## Website and app data records:
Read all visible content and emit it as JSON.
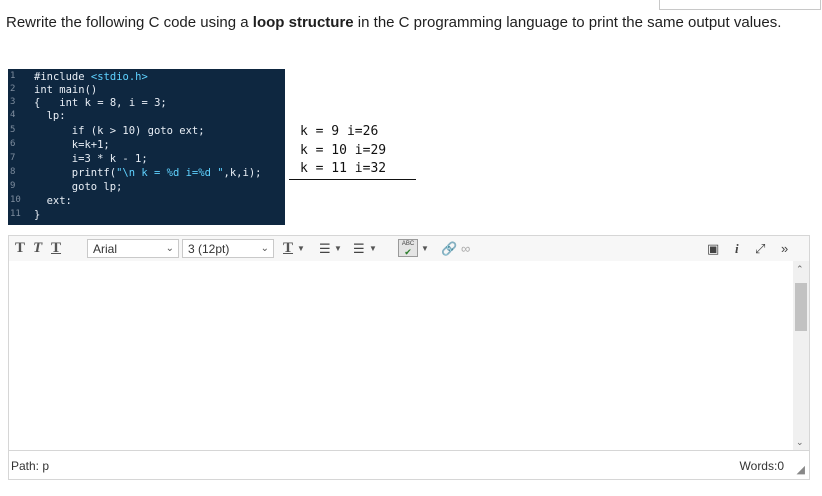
{
  "question": {
    "part1": "Rewrite the following C code using a ",
    "bold": "loop structure",
    "part2": " in the C programming language to print the same output values."
  },
  "code_lines": [
    {
      "n": "1",
      "indent": 0,
      "text": "#include <stdio.h>"
    },
    {
      "n": "2",
      "indent": 0,
      "text": "int main()"
    },
    {
      "n": "3",
      "indent": 0,
      "text": "{   int k = 8, i = 3;"
    },
    {
      "n": "4",
      "indent": 2,
      "text": "lp:"
    },
    {
      "n": "5",
      "indent": 6,
      "text": "if (k > 10) goto ext;"
    },
    {
      "n": "6",
      "indent": 6,
      "text": "k=k+1;"
    },
    {
      "n": "7",
      "indent": 6,
      "text": "i=3 * k - 1;"
    },
    {
      "n": "8",
      "indent": 6,
      "text": "printf(\"\\n k = %d i=%d \",k,i);"
    },
    {
      "n": "9",
      "indent": 6,
      "text": "goto lp;"
    },
    {
      "n": "10",
      "indent": 2,
      "text": "ext:"
    },
    {
      "n": "11",
      "indent": 0,
      "text": "}"
    }
  ],
  "output_lines": [
    "k = 9 i=26",
    "k = 10 i=29",
    "k = 11 i=32"
  ],
  "toolbar": {
    "bold_label": "T",
    "italic_label": "T",
    "underline_label": "T",
    "font_family": "Arial",
    "font_size": "3 (12pt)",
    "spell_label": "ABC"
  },
  "status": {
    "path_label": "Path: p",
    "words_label": "Words:0"
  }
}
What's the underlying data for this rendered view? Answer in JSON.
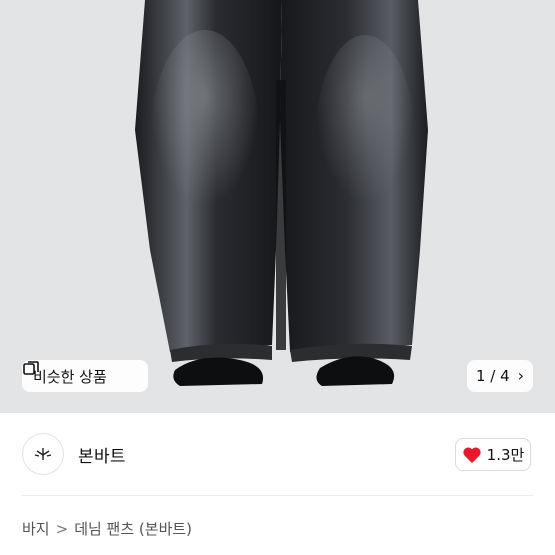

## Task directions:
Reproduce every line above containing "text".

## Solution to the problem:
      "text": "#include <stdio.h>"
      "text": "int main()"
      "text": "{   int k = 8, i = 3;"
      "text": "lp:"
      "text": "if (k > 10) goto ext;"
      "text": "k=k+1;"
      "text": "i=3 * k - 1;"
      "text": "printf(\"\\n k = %d i=%d \",k,i);"
      "text": "goto lp;"
      "text": "ext:"
      "text": "}"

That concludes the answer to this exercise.